Following the death of her uncle Finn, fourteen year old June feels lost and adrift. She’s just a girl obsessed with the Middle Ages–she’s not like her older sister Greta, a smart and skilled actress and skilled manipulator. All June had was Finn, but he’s gone, a victim of the 80s AIDS epidemic. When June receives a note from a man who knew her uncle, June is hesitant. However, she overcomes her trepidation to meet with a man who needs her as much as she needs him. As their friendship develops, June uncovers family wounds and secrets, and things…get hairy.

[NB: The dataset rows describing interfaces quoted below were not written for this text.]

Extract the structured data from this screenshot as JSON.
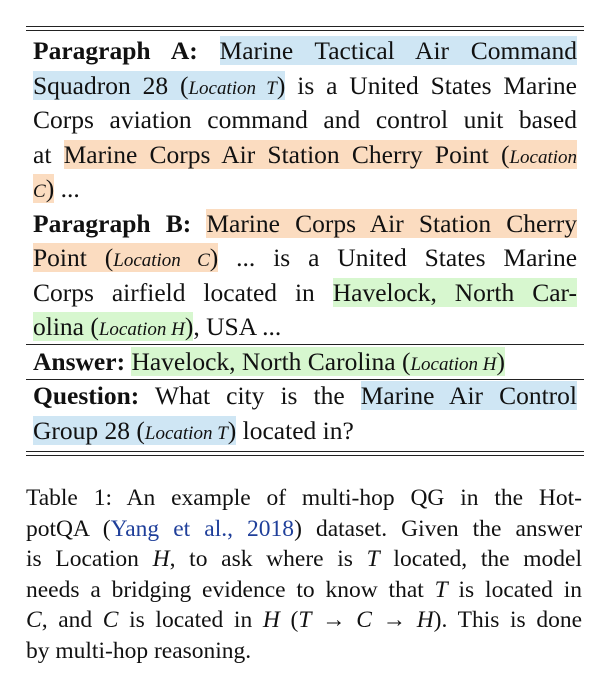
{
  "table": {
    "paragraph_a": {
      "label": "Paragraph A:",
      "ent1_part1": "Marine Tactical Air Command",
      "ent1_part2": "Squadron 28 (",
      "loc_t": "Location T",
      "close": ")",
      "text1": "is a United States Marine",
      "text2": "Corps aviation command and control unit based",
      "at": "at",
      "ent2": "Marine Corps Air Station Cherry Point (",
      "loc_c_part1": "Location",
      "loc_c_part2": "C",
      "ellipsis": "..."
    },
    "paragraph_b": {
      "label": "Paragraph B:",
      "ent1_part1": "Marine Corps Air Station Cherry",
      "ent1_part2": "Point (",
      "loc_c": "Location C",
      "close": ")",
      "ellipsis": "...",
      "text1": "is a United States Marine",
      "text2": "Corps airfield located in",
      "ent2_part1": "Havelock, North Car-",
      "ent2_part2": "olina (",
      "loc_h": "Location H",
      "close2": ")",
      "text3": ", USA ..."
    },
    "answer": {
      "label": "Answer:",
      "value": "Havelock, North Carolina (",
      "loc_h": "Location H",
      "close": ")"
    },
    "question": {
      "label": "Question:",
      "text1": "What city is the",
      "ent1_part1": "Marine Air Control",
      "ent1_part2": "Group 28 (",
      "loc_t": "Location T",
      "close": ")",
      "text2": "located in?"
    }
  },
  "caption": {
    "line1": "Table 1:  An example of multi-hop QG in the Hot-",
    "line2_a": "potQA (",
    "cite": "Yang et al., 2018",
    "line2_b": ") dataset.  Given the answer",
    "line3_a": "is Location ",
    "H": "H",
    "line3_b": ", to ask where is ",
    "T": "T",
    "line3_c": " located, the model",
    "line4_a": "needs a bridging evidence to know that ",
    "line4_b": " is located in",
    "C": "C",
    "line5_a": ", and ",
    "line5_b": " is located in ",
    "line5_c": " (",
    "arrow": " → ",
    "line5_d": "). This is done",
    "line6": "by multi-hop reasoning."
  },
  "colors": {
    "location_t_highlight": "#cfe6f4",
    "location_c_highlight": "#fbdcc0",
    "location_h_highlight": "#d7f7cf",
    "citation": "#1f3f9a"
  }
}
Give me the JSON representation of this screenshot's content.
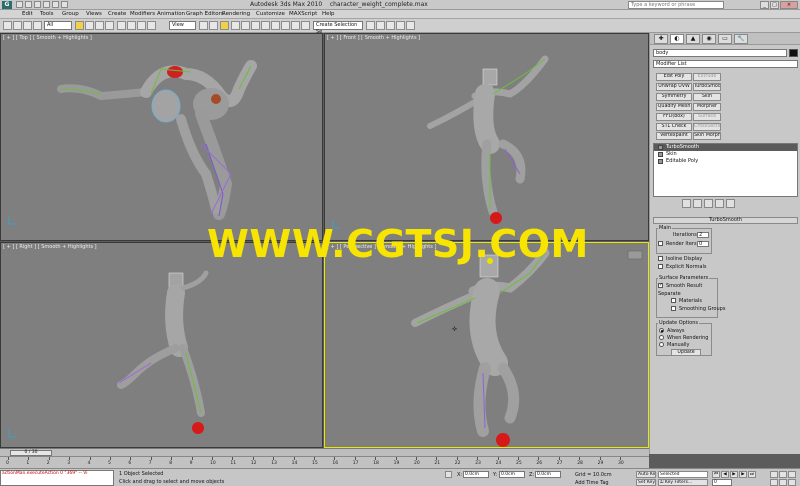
{
  "window": {
    "logo": "G",
    "title": "Autodesk 3ds Max  2010",
    "filename": "character_weight_complete.max",
    "search_placeholder": "Type a keyword or phrase",
    "win_min": "_",
    "win_max": "□",
    "win_close": "×"
  },
  "menu": [
    "Edit",
    "Tools",
    "Group",
    "Views",
    "Create",
    "Modifiers",
    "Animation",
    "Graph Editors",
    "Rendering",
    "Customize",
    "MAXScript",
    "Help"
  ],
  "toolbar": {
    "filter_value": "All",
    "refcoord_value": "View",
    "named_selection_placeholder": "Create Selection Se"
  },
  "viewports": {
    "top": "[ + ] [ Top ] [ Smooth + Highlights ]",
    "front": "[ + ] [ Front ] [ Smooth + Highlights ]",
    "right": "[ + ] [ Right ] [ Smooth + Highlights ]",
    "perspective": "[ + ] [ Perspective ] [ Smooth + Highlights ]"
  },
  "watermark": "WWW.CGTSJ.COM",
  "command_panel": {
    "tabs": [
      "✚",
      "◐",
      "▲",
      "◉",
      "▭",
      "🔧"
    ],
    "object_name": "body",
    "modifier_list": "Modifier List",
    "buttons": [
      [
        "Edit Poly",
        "Extrude"
      ],
      [
        "Unwrap UVW",
        "TurboSmooth"
      ],
      [
        "Symmetry",
        "Skin"
      ],
      [
        "Quadify Mesh",
        "Morpher"
      ],
      [
        "FFD(box)",
        "Surface"
      ],
      [
        "STL Check",
        "CrossSection"
      ],
      [
        "Vertexpaint",
        "Skin Morph"
      ]
    ],
    "stack": [
      "TurboSmooth",
      "Skin",
      "Editable Poly"
    ],
    "turbosmooth": {
      "header": "TurboSmooth",
      "main_group": "Main",
      "iterations_label": "Iterations:",
      "iterations_value": "2",
      "render_iters_label": "Render Iters:",
      "render_iters_value": "0",
      "isoline": "Isoline Display",
      "explicit": "Explicit Normals",
      "surface_group": "Surface Parameters",
      "smooth_result": "Smooth Result",
      "separate": "Separate",
      "materials": "Materials",
      "smoothing_groups": "Smoothing Groups",
      "update_group": "Update Options",
      "always": "Always",
      "when_rendering": "When Rendering",
      "manually": "Manually",
      "update_btn": "Update"
    }
  },
  "timeline": {
    "slider_label": "0 / 30",
    "ticks": [
      "0",
      "1",
      "2",
      "3",
      "4",
      "5",
      "6",
      "7",
      "8",
      "9",
      "10",
      "11",
      "12",
      "13",
      "14",
      "15",
      "16",
      "17",
      "18",
      "19",
      "20",
      "21",
      "22",
      "23",
      "24",
      "25",
      "26",
      "27",
      "28",
      "29",
      "30"
    ]
  },
  "status": {
    "script_line1": "actionMan.executeAction 0 \"369\"  -- Vi",
    "script_line2": "",
    "selection": "1 Object Selected",
    "prompt": "Click and drag to select and move objects",
    "x_label": "X:",
    "x_value": "0.0cm",
    "y_label": "Y:",
    "y_value": "0.0cm",
    "z_label": "Z:",
    "z_value": "0.0cm",
    "grid": "Grid = 10.0cm",
    "add_time_tag": "Add Time Tag",
    "auto_key": "Auto Key",
    "set_key": "Set Key",
    "key_mode": "Selected",
    "key_filters": "Key Filters...",
    "frame": "0"
  }
}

Although this book is an Alex Award, it did not do as much for me as I would have expected. There were definitely things that I enjoyed: I really liked how the arc involving June’s relationship with Greta played out, as well as most of the family-related things. For anyone concerned about the relationship, it actually plays out fine and is not troublesome. My complaints originate from two things. The first is how much suspension of disbelief that I felt that Brunt expected from me. I know June is young, but I did not think a child in the 80s would be as naive or willing as she acts in the story. My other complaint is that the story is too dramatic. I know that story is supposed to have a lot of dramatic tension, but, for me, this one had too much to be really meaningful for me. I can’t point exactly to what strikes me as over-dramatic, but I will say that June did not strike me as a character who could generate that much and then solve it. Overall, I didn’t dislike the book, but it was not my absolute favorite.